- _Work to be completed_
Please copy each line of the listing below in which the word "describes" appears.
[Material provided]
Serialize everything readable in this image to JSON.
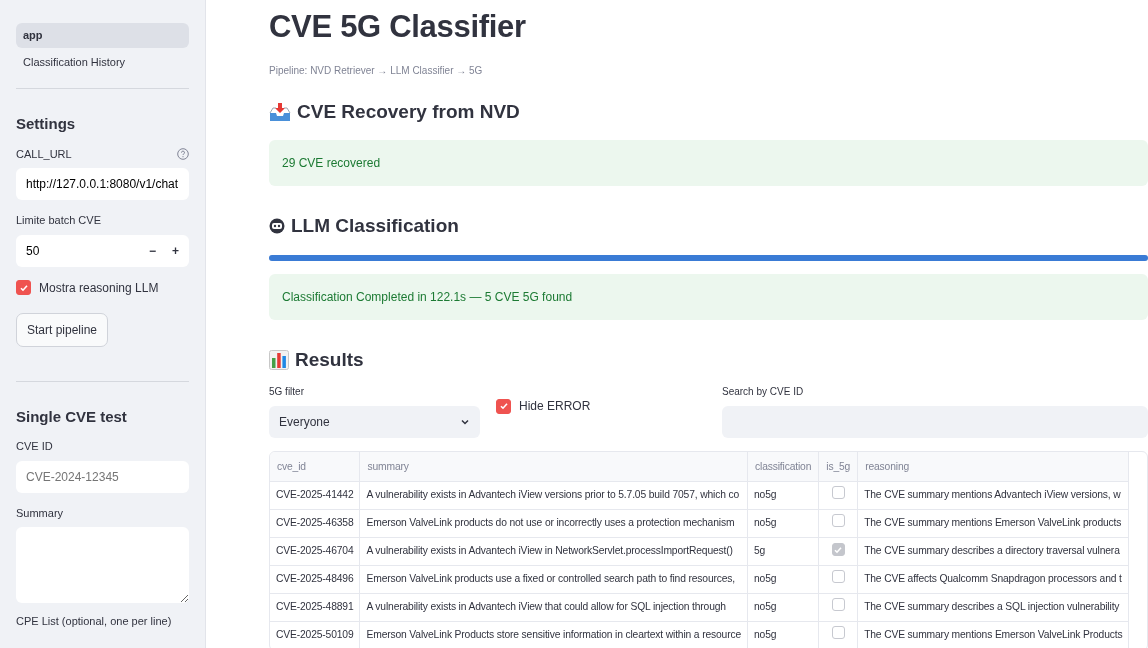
{
  "sidebar": {
    "nav": [
      {
        "label": "app",
        "selected": true
      },
      {
        "label": "Classification History",
        "selected": false
      }
    ],
    "settings": {
      "title": "Settings",
      "call_url": {
        "label": "CALL_URL",
        "value": "http://127.0.0.1:8080/v1/chat"
      },
      "batch_limit": {
        "label": "Limite batch CVE",
        "value": "50",
        "minus": "−",
        "plus": "+"
      },
      "show_reasoning": {
        "label": "Mostra reasoning LLM",
        "checked": true
      },
      "start_button": "Start pipeline"
    },
    "single_test": {
      "title": "Single CVE test",
      "cve_id": {
        "label": "CVE ID",
        "placeholder": "CVE-2024-12345"
      },
      "summary": {
        "label": "Summary"
      },
      "cpe_label": "CPE List (optional, one per line)"
    }
  },
  "main": {
    "title": "CVE 5G Classifier",
    "caption": "Pipeline: NVD Retriever → LLM Classifier → 5G",
    "recovery": {
      "title": "CVE Recovery from NVD",
      "message": "29 CVE recovered"
    },
    "classification": {
      "title": "LLM Classification",
      "level": 1,
      "message": "Classification Completed in 122.1s — 5 CVE 5G found"
    },
    "results": {
      "title": "Results",
      "filter": {
        "label": "5G filter",
        "value": "Everyone"
      },
      "hide_error": {
        "label": "Hide ERROR",
        "checked": true
      },
      "search": {
        "label": "Search by CVE ID"
      },
      "table": {
        "columns": [
          "cve_id",
          "summary",
          "classification",
          "is_5g",
          "reasoning"
        ],
        "rows": [
          {
            "cve_id": "CVE-2025-41442",
            "summary": "A vulnerability exists in Advantech iView versions prior to 5.7.05 build  7057, which co",
            "classification": "no5g",
            "is_5g": false,
            "reasoning": "The CVE summary mentions Advantech iView versions, w"
          },
          {
            "cve_id": "CVE-2025-46358",
            "summary": "Emerson ValveLink products  do not use or incorrectly uses a protection mechanism",
            "classification": "no5g",
            "is_5g": false,
            "reasoning": "The CVE summary mentions Emerson ValveLink products"
          },
          {
            "cve_id": "CVE-2025-46704",
            "summary": "A vulnerability exists in Advantech iView in  NetworkServlet.processImportRequest()",
            "classification": "5g",
            "is_5g": true,
            "reasoning": "The CVE summary describes a directory traversal vulnera"
          },
          {
            "cve_id": "CVE-2025-48496",
            "summary": "Emerson ValveLink products  use a fixed or controlled search path to find resources,",
            "classification": "no5g",
            "is_5g": false,
            "reasoning": "The CVE affects Qualcomm Snapdragon processors and t"
          },
          {
            "cve_id": "CVE-2025-48891",
            "summary": "A vulnerability exists in Advantech iView that could allow for SQL  injection through",
            "classification": "no5g",
            "is_5g": false,
            "reasoning": "The CVE summary describes a SQL injection vulnerability"
          },
          {
            "cve_id": "CVE-2025-50109",
            "summary": "Emerson ValveLink Products store sensitive information in cleartext within a resource",
            "classification": "no5g",
            "is_5g": false,
            "reasoning": "The CVE summary mentions Emerson ValveLink Products"
          }
        ]
      }
    }
  }
}
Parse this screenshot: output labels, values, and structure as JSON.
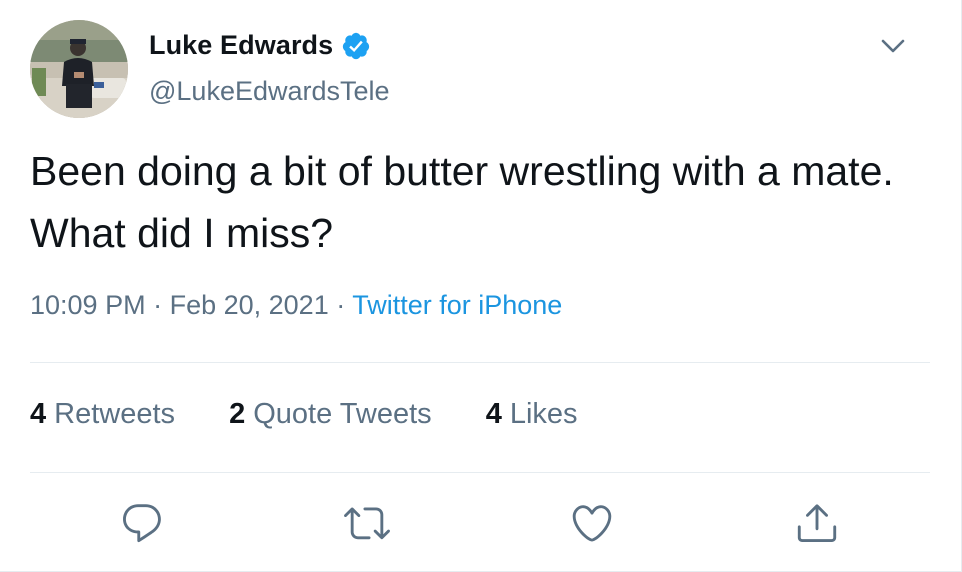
{
  "author": {
    "display_name": "Luke Edwards",
    "handle": "@LukeEdwardsTele",
    "verified": true
  },
  "tweet": {
    "text": "Been doing a bit of butter wrestling with a mate. What did I miss?",
    "time": "10:09 PM",
    "date": "Feb 20, 2021",
    "source": "Twitter for iPhone",
    "separator": " · "
  },
  "stats": {
    "retweets_count": "4",
    "retweets_label": "Retweets",
    "quotes_count": "2",
    "quotes_label": "Quote Tweets",
    "likes_count": "4",
    "likes_label": "Likes"
  },
  "icons": {
    "verified": "verified-badge-icon",
    "caret": "chevron-down-icon",
    "reply": "reply-icon",
    "retweet": "retweet-icon",
    "like": "heart-icon",
    "share": "share-icon"
  },
  "colors": {
    "text": "#0f1419",
    "secondary": "#5b7083",
    "accent": "#1b95e0",
    "divider": "#e6ecf0"
  }
}
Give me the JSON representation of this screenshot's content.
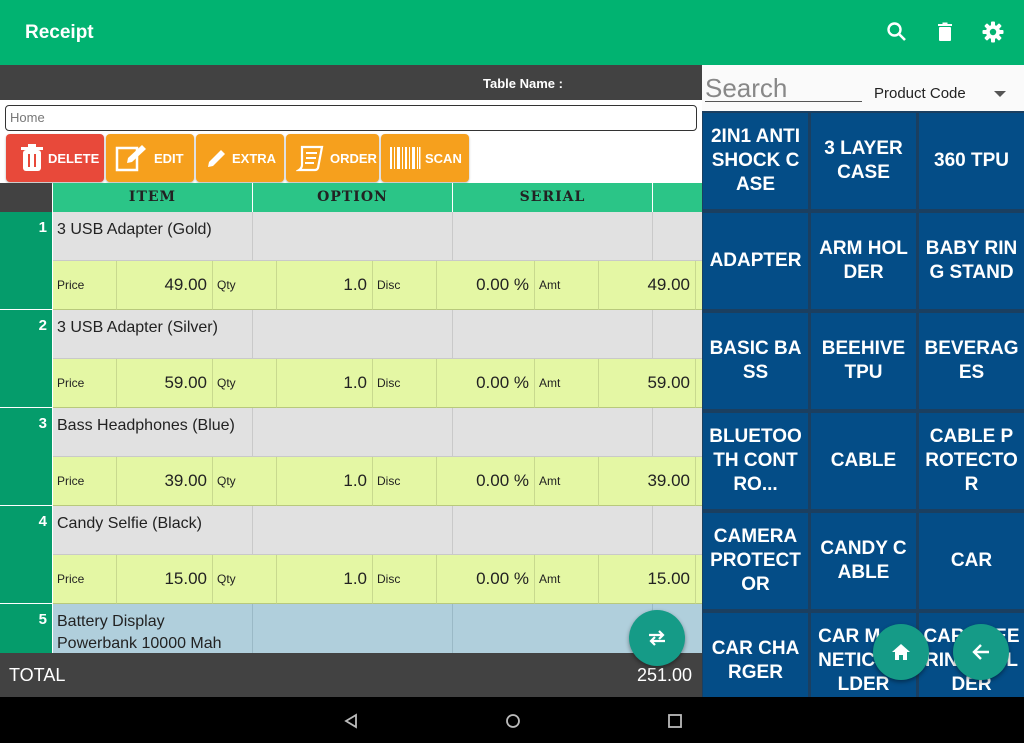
{
  "header": {
    "title": "Receipt",
    "icons": [
      "search-icon",
      "trash-icon",
      "gear-icon"
    ]
  },
  "table_name_label": "Table Name :",
  "home_field": {
    "placeholder": "Home"
  },
  "actions": {
    "delete": "DELETE",
    "edit": "EDIT",
    "extra": "EXTRA",
    "order": "ORDER",
    "scan": "SCAN"
  },
  "columns": {
    "item": "ITEM",
    "option": "OPTION",
    "serial": "SERIAL"
  },
  "field_labels": {
    "price": "Price",
    "qty": "Qty",
    "disc": "Disc",
    "amt": "Amt"
  },
  "rows": [
    {
      "num": "1",
      "name": "3 USB Adapter (Gold)",
      "price": "49.00",
      "qty": "1.0",
      "disc": "0.00 %",
      "amt": "49.00"
    },
    {
      "num": "2",
      "name": "3 USB Adapter (Silver)",
      "price": "59.00",
      "qty": "1.0",
      "disc": "0.00 %",
      "amt": "59.00"
    },
    {
      "num": "3",
      "name": "Bass Headphones (Blue)",
      "price": "39.00",
      "qty": "1.0",
      "disc": "0.00 %",
      "amt": "39.00"
    },
    {
      "num": "4",
      "name": "Candy Selfie (Black)",
      "price": "15.00",
      "qty": "1.0",
      "disc": "0.00 %",
      "amt": "15.00"
    },
    {
      "num": "5",
      "name": "Battery Display Powerbank 10000 Mah"
    }
  ],
  "total": {
    "label": "TOTAL",
    "value": "251.00"
  },
  "search": {
    "placeholder": "Search"
  },
  "filter": {
    "selected": "Product Code"
  },
  "categories": [
    "2IN1 ANTISHOCK CASE",
    "3 LAYER CASE",
    "360 TPU",
    "ADAPTER",
    "ARM HOLDER",
    "BABY RING STAND",
    "BASIC BASS",
    "BEEHIVE TPU",
    "BEVERAGES",
    "BLUETOOTH CONTRO...",
    "CABLE",
    "CABLE PROTECTOR",
    "CAMERA PROTECTOR",
    "CANDY CABLE",
    "CAR",
    "CAR CHARGER",
    "CAR MAGNETIC HOLDER",
    "CAR STEERING HOLDER"
  ],
  "colors": {
    "primary": "#01b371",
    "tile": "#044d87",
    "fab": "#159b87",
    "row_price": "#e4f7a4"
  }
}
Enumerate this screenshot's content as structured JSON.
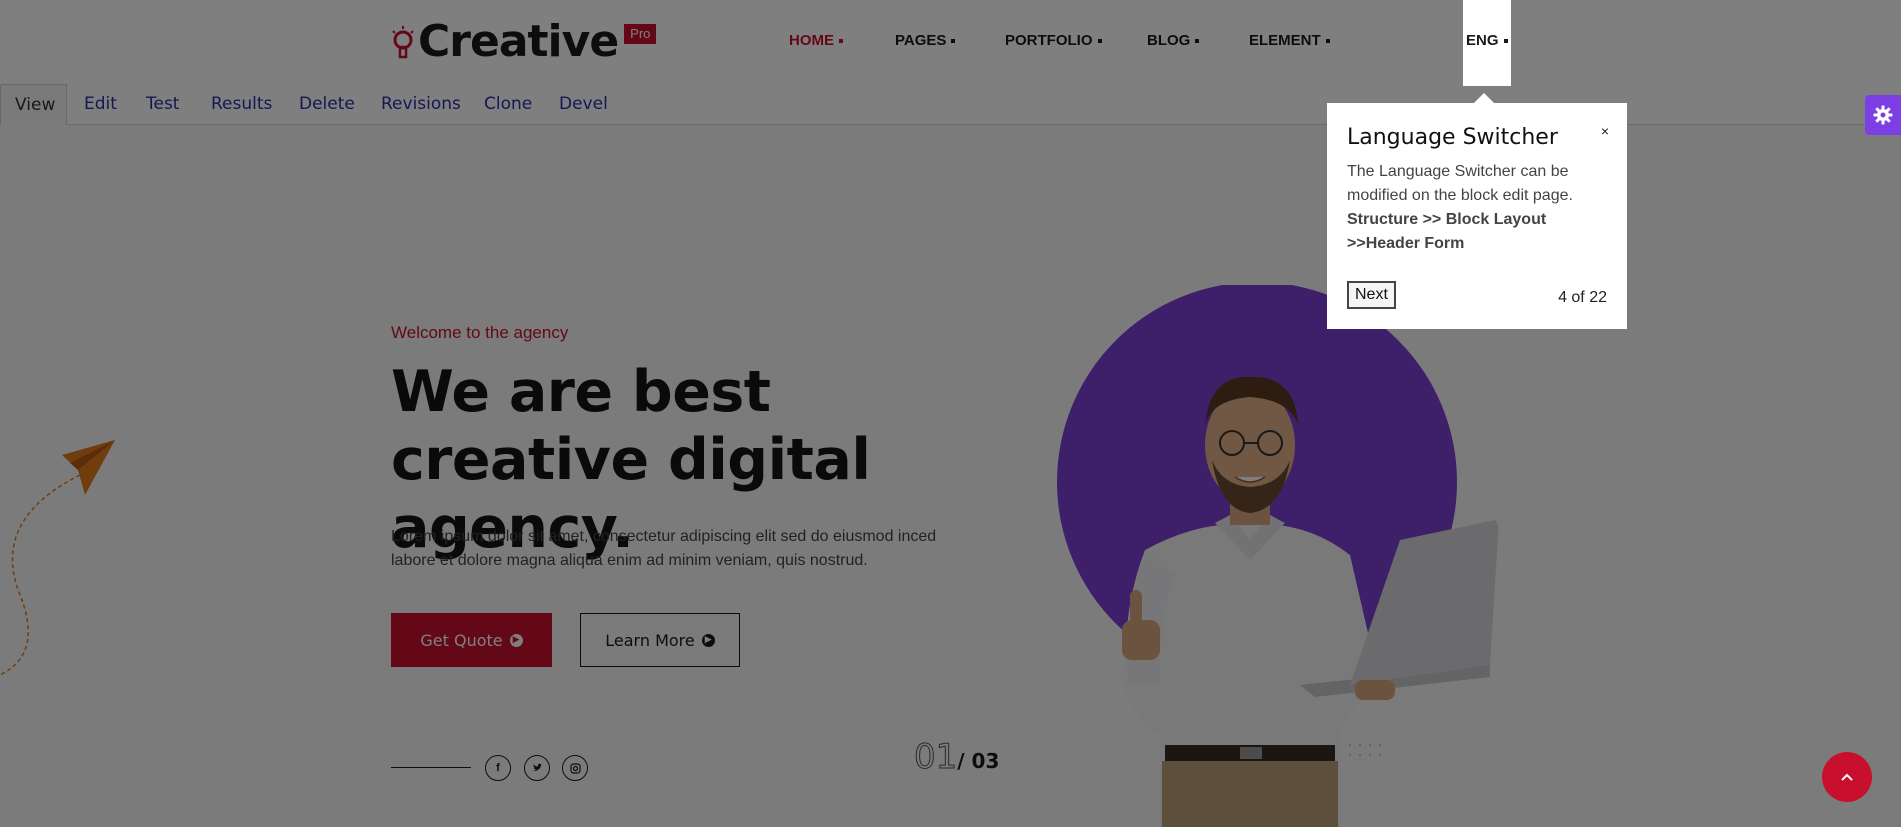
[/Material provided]
- _The answer_
            "reasoning": "The CVE summary describes a directory traversal vulnera"
            "reasoning": "The CVE summary describes a SQL injection vulnerability"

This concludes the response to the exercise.